Raise your hand if you’ve ever copied and pasted an image into a presentation? How about if you’ve ever assigned your students to create a presentation and they’ve copied and pasted an image? Let’s face it, we’ve all done it and probably never gave it a second thought. Copyright has got to be one of the least appealing things to think about, much less teach about. However, it is necessary. My next series of posts will focus on copyright in the digital classroom and how to get your students interested in it.
Actually, let’s start there: how to get your students interested in complying with copyright. Picture this: A teacher is excited to share a short story she found in a book and begins reading. A student in the back of the classroom realizes that it’s her story being read and gets very upset because someone else is taking credit. Here’s another one: An art teacher shares that she entered a drawing into a local contest and won $100 for first place. When she shows the picture, one of the students realizes that it’s his picture his teacher entered. How do you think these students would react? How would you react if someone tried to take credit for something that you worked hard on? I’m imagining not too graciously, especially if there’s money involved. This is what copyright is all about; allowing individuals to make a living from their creative works. Making it personal for your students will definitely get them interested.
You may be wondering why I’d take up space on an instructional technology blog about copyright. Well, when I completed my self-assessment on the new Technology Facilitator Evaluation Instrument for the state of North Carolina at the beginning of the year, I realized that I was one of those copier and pasters mentioned above that gave no though to where the images were coming from, who created them, and how much money they were losing. “Oh there’s a watermark there, well if I make the image small enough on the screen, no one will notice it.” I’m not sure I had that thought consciously, but it was there. I realized that if I’m creating all of these presentations to share with teachers and students, I needed to model ethical behavior, and I knew that if someone tried to steal my work I wouldn’t be too happy. And that’s what I was doing: stealing. As teachers, we have to be good role models, and making an effort to comply with copyright laws will show our students that it is important. In addition, the quick availability of images and media online make it way too easy for people (teachers and students) to simply copy and paste information.

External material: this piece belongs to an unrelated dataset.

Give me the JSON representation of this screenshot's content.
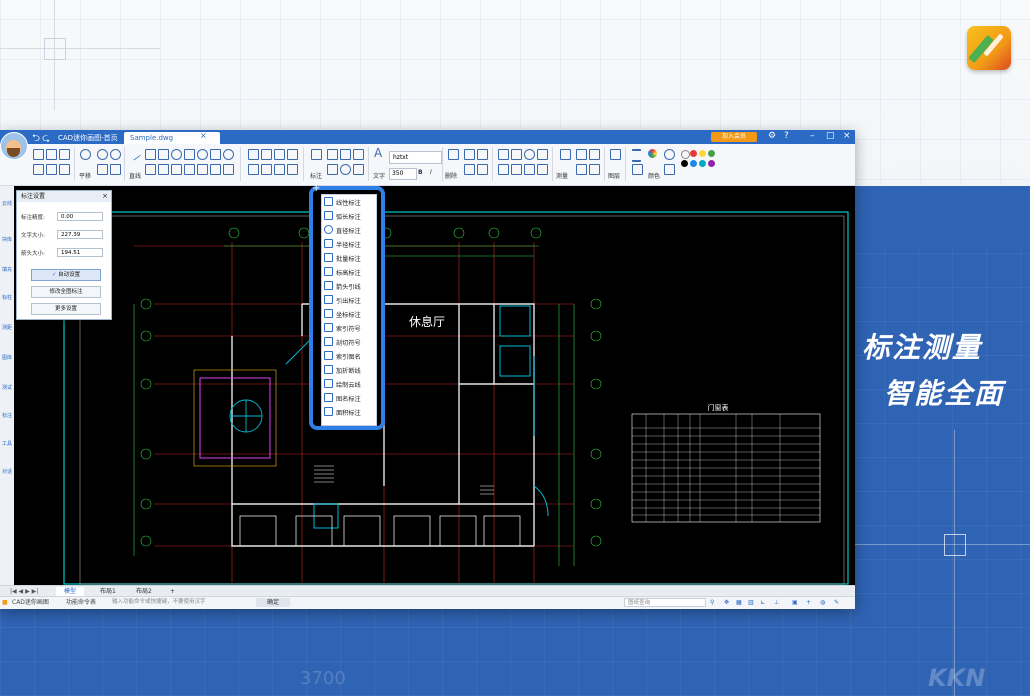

That’s why I’ve chosen to spend some time on the topic. Over the next few posts, I’ll share information on Fair Use and Public Domain, we’ll explore the Creative Commons initiative, and I’ll share plenty of resources so that you and your students can feel safe knowing that you’re copyright compliant. No one wants to pay a fine for hosting an image too long on a class website (a NC teacher just recently had to pay $1000 fine for hosting an image one day too long on her website). Listed below are some websites to help you get started on getting your students (and you) interested in copyright. Do you have other resources you use? Have you had an experience where you, a colleague, or student was caught infringing on copyright? What happened? Please share in the comments below.
Want to know about copyright in the digital classroom? Check out these other posts.